◆ Task
Within the entries below, every line containing "name" is to be copied.

◆ Provided data
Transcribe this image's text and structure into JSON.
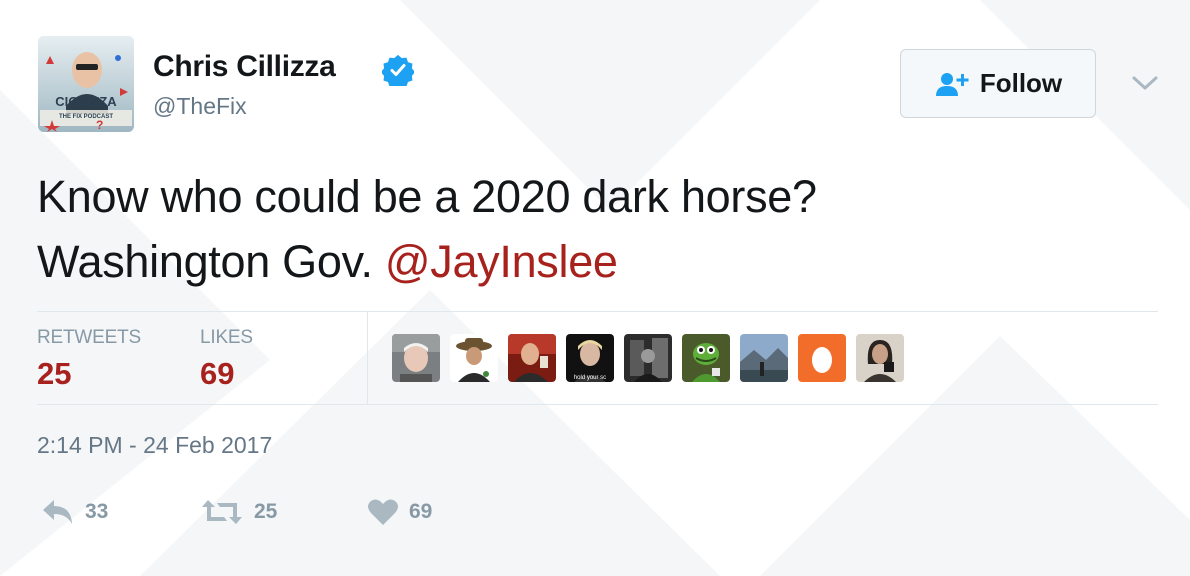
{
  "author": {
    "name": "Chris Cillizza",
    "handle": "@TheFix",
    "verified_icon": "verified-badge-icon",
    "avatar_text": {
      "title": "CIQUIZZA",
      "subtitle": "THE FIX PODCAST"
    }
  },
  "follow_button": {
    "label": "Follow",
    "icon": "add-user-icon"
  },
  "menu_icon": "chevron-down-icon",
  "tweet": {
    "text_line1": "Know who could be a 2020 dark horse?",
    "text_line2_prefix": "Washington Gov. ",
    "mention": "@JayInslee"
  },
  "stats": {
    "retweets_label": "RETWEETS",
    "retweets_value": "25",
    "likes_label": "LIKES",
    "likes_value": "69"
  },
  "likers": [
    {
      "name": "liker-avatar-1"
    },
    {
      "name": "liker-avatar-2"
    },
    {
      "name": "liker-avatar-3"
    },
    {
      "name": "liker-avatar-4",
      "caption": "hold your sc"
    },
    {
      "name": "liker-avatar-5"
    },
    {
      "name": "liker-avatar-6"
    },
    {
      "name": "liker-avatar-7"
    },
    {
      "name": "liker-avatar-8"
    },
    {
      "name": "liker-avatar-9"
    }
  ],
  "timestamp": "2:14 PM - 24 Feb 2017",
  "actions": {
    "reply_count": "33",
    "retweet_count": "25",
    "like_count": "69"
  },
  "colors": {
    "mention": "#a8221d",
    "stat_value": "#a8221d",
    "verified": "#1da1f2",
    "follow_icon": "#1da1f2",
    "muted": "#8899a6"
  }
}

◆ Exercise answer
    "name": "Chris Cillizza",
      "name": "liker-avatar-1"
      "name": "liker-avatar-2"
      "name": "liker-avatar-3"
      "name": "liker-avatar-4",
      "name": "liker-avatar-5"
      "name": "liker-avatar-6"
      "name": "liker-avatar-7"
      "name": "liker-avatar-8"
      "name": "liker-avatar-9"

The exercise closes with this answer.